▶ Exercise brief
Count up the lines below where the word "this" shows up, and respond with the number alone.

Source data:
___

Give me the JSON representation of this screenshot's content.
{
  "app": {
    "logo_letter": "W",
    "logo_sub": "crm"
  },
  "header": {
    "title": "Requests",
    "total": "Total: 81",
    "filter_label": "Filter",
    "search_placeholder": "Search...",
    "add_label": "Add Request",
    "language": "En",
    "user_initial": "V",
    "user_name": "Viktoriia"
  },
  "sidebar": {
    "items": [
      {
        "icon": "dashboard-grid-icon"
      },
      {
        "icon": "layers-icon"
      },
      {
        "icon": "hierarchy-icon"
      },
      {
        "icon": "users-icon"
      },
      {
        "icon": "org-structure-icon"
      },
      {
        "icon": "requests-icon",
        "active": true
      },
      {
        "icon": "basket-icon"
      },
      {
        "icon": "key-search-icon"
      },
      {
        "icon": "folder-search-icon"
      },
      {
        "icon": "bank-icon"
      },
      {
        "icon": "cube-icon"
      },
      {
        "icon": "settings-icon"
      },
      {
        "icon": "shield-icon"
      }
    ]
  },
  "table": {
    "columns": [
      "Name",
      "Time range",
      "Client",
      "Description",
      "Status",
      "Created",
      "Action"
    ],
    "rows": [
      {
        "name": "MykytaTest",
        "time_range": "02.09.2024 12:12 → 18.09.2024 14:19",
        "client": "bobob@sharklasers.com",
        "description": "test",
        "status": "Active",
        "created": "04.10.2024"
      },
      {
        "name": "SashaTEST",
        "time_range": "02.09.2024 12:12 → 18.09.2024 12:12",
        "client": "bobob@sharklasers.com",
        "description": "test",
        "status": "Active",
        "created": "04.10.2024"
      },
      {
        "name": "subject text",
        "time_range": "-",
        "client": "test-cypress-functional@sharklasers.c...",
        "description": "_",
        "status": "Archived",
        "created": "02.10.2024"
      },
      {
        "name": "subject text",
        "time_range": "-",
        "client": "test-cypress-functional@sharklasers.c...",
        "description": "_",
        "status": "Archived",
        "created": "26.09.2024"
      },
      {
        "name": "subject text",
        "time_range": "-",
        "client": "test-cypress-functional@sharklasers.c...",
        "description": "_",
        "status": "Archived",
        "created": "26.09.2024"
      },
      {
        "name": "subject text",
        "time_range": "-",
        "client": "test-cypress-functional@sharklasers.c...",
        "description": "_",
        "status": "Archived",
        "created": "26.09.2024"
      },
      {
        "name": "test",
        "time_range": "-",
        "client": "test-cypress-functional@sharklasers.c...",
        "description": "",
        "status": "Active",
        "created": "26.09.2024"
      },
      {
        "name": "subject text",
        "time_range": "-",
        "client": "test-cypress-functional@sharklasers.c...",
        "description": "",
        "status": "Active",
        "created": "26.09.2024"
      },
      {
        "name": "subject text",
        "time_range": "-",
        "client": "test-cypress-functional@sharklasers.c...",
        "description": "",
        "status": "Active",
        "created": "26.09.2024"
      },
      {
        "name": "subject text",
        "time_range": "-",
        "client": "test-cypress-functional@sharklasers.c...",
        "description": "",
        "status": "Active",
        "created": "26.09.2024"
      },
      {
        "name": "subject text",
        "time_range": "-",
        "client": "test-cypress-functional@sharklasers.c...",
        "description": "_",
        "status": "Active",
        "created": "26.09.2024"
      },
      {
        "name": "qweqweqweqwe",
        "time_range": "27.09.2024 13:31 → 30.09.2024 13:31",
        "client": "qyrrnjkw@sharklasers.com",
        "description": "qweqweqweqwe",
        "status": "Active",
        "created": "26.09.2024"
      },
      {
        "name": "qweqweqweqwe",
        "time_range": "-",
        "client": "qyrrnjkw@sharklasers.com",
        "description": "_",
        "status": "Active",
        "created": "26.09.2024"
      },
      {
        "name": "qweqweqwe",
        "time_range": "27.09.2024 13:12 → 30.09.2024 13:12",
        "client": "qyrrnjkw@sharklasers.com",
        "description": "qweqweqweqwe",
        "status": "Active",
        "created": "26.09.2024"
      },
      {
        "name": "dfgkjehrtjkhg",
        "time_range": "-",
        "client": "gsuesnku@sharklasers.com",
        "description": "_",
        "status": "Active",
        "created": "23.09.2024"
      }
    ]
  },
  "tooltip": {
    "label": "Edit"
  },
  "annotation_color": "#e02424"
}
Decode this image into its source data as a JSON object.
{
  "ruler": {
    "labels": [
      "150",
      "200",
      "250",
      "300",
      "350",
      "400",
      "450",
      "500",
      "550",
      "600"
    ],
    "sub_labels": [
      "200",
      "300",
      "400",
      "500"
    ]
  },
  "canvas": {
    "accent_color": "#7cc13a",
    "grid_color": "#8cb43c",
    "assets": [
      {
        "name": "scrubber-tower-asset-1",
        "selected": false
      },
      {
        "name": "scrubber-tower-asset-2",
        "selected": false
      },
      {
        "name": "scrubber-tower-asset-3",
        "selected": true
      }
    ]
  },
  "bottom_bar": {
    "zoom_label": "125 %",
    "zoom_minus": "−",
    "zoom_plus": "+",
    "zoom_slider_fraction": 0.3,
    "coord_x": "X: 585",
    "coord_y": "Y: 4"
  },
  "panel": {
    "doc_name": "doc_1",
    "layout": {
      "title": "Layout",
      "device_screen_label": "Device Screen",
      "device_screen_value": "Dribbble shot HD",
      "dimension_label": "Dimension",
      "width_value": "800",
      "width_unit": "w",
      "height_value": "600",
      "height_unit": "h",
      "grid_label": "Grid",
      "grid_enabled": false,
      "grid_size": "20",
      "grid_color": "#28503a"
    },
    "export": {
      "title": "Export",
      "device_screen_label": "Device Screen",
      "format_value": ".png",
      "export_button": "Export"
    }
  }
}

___

▶ Output of the task
2